Slade Hall is pretty and doesn’t give me a “we tortured a lot of humans” vibe, but, that might be the flashy video presentation. From the listing: Located on the most prominent street in Eatonton home to Alice Walker and Brer rabbit truly unique Historic setting nestled on 1.07 Acres.”Slade Hall” c.1853 is a rare brick greek revival built to impress all for Daniel Slade and Elizabeth Trippe.

Listing translated: Hey! Alice Walker and Brer Rabbit lived in this town. Brer Rabbit isn’t even a real thing, but this house isn’t full of slave ghosts. Maybe.

Slade Hall
Slade Hall
Slade Hall

And finally, Panola Hall.  Sorry if you follow me on twitter or Facebook because I’ve been obsessed with this one the most. It is haunted by a ghost named Sylvia, who may or may not have jumped to her death from a window onto the brick walk below to escape a bad marriage. Also, you have to be a very “fine sort of person” for her to appear to you.  WIDE EYES EMOJI. From the listing: Built by James M. Broadfield in 1854 for Henry Trippe, the home boast over 6,000 square feet including the lower of three levels, all of which have gracious wide center halls running front to back.
Dr. Hunt , a native New Yorker, acquired “Panola Hall” in 1891 after his marriage to Louisa Prudden, member of a prominent Eatonton Georgia family. A former New York banker, Benjamin Hunt became known for his contributions to the dairy industry and livestock improvement in Putnam County and middle Georgia.

Listing translated: This was built by a “true Southern gentleman” and a carpet bagger from New York came along and now it’s haunted by a ghost.

I think if I had an extra couple dollars lying around right now, I’d fly to Georgia immediately and go on a tour of this house and if Sylvia didn’t appear, well, I’m sure we all expected that.
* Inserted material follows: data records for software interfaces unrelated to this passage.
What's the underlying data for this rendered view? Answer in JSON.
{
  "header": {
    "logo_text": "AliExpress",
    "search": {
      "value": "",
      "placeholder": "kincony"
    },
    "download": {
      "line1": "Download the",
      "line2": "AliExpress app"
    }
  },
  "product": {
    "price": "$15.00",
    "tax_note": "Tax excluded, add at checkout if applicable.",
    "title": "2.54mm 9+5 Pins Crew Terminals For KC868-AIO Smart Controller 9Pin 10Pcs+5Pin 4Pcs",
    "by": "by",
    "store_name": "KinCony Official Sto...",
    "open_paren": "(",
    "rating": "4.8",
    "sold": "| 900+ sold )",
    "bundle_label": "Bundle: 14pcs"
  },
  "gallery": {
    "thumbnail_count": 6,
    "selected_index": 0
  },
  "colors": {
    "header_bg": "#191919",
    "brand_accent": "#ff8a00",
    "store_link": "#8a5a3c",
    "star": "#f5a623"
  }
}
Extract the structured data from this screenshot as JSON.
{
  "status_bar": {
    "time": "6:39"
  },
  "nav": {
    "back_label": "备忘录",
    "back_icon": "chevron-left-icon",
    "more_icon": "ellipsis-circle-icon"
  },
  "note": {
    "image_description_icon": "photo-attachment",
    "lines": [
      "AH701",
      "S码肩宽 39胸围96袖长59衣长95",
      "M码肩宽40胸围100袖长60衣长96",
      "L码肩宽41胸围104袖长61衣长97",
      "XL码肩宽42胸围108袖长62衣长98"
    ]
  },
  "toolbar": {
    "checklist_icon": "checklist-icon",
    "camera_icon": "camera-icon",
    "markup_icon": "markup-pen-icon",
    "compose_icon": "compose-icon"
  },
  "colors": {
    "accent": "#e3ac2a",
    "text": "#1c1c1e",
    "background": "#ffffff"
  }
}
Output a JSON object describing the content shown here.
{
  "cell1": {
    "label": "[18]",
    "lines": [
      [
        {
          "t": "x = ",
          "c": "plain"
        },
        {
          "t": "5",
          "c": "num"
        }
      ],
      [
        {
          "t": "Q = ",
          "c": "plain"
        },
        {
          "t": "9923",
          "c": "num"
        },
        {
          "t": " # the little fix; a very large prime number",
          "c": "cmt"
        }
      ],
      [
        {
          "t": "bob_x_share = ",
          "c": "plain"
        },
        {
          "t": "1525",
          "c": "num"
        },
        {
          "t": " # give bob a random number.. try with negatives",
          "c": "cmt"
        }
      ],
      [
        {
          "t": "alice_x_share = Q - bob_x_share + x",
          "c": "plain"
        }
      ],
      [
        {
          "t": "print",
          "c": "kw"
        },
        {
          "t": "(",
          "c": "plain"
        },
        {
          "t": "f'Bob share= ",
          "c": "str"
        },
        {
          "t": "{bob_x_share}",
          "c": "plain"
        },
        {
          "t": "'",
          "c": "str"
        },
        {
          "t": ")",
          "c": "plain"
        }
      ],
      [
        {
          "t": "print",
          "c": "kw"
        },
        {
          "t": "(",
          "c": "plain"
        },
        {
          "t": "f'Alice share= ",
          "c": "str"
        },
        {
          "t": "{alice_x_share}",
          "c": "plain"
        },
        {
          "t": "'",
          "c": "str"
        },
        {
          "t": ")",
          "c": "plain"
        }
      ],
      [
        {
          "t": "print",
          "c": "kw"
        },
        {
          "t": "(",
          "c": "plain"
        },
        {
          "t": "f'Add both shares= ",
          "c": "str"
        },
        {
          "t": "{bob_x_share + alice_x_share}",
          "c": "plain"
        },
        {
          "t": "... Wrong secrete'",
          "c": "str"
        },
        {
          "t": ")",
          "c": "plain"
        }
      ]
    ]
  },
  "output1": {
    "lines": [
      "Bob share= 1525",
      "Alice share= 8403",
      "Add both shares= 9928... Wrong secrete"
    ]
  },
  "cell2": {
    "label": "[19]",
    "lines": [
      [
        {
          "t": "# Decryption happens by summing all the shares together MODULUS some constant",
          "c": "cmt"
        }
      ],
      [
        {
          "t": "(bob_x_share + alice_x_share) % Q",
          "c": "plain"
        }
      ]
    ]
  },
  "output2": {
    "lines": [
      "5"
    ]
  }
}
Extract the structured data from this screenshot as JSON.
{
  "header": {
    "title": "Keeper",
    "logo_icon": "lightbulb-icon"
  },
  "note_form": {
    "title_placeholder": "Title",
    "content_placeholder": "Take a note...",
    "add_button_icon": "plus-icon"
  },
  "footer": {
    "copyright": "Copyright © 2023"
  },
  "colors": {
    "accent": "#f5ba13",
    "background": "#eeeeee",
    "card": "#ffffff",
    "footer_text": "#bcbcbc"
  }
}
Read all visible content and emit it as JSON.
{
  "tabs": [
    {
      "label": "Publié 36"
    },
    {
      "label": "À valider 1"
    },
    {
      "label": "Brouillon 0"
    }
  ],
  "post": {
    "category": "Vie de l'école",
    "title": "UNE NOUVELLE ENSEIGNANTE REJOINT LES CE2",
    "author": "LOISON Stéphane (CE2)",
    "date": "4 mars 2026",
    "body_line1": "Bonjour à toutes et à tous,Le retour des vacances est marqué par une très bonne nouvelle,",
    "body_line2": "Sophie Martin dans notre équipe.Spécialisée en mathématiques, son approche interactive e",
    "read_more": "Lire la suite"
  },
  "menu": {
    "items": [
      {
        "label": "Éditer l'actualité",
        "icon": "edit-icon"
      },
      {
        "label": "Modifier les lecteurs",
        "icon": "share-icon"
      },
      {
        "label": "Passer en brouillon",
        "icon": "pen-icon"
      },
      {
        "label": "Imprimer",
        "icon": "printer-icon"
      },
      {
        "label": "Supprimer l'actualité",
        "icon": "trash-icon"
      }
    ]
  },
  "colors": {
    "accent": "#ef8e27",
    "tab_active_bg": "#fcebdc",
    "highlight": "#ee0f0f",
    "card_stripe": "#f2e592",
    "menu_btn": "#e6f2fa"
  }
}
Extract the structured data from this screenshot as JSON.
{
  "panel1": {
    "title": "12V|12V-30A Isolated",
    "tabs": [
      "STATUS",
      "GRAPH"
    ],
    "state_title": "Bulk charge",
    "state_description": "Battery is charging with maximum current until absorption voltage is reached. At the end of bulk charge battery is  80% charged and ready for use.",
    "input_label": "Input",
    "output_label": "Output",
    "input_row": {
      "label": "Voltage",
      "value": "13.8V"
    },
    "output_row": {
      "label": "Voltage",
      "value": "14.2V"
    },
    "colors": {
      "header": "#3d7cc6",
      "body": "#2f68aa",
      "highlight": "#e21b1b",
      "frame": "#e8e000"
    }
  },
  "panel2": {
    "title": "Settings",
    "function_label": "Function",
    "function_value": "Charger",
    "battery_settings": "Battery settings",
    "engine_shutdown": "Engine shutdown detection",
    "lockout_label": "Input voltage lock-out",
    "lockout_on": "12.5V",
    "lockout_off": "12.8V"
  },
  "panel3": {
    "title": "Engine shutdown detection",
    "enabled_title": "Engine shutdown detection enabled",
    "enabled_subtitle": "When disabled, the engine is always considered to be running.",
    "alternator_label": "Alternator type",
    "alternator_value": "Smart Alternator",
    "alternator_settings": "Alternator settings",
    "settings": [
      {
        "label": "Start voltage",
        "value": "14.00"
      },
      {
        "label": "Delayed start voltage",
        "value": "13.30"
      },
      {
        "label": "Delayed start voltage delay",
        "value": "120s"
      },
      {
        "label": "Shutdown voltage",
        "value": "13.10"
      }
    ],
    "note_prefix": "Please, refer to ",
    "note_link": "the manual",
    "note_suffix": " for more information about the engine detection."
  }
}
Also, it’s only $649,000. And no worries, there’s a creepy ass basement that’s identical to the first floor, some kind of tunnel and this picture of a weird blocked off door that I don’t understand but if I went there, I’d get to the bottom of.

“La-di-da, look at the gorgeous Georgian revival mansion…”

Panola Hall
Panola Hall
“Oh, here is the interior, that looks pretty.”
Panola Hall

“Huh, I wonder where this little door went to, it’s probably not all walled off to keep any ghosts out of the house…”

Panola Hall
“Oh, this staircase leads downstairs…”
Panola Hall


Panola Hall


I’m going to have nightmares about this house tonight.
Panola Hall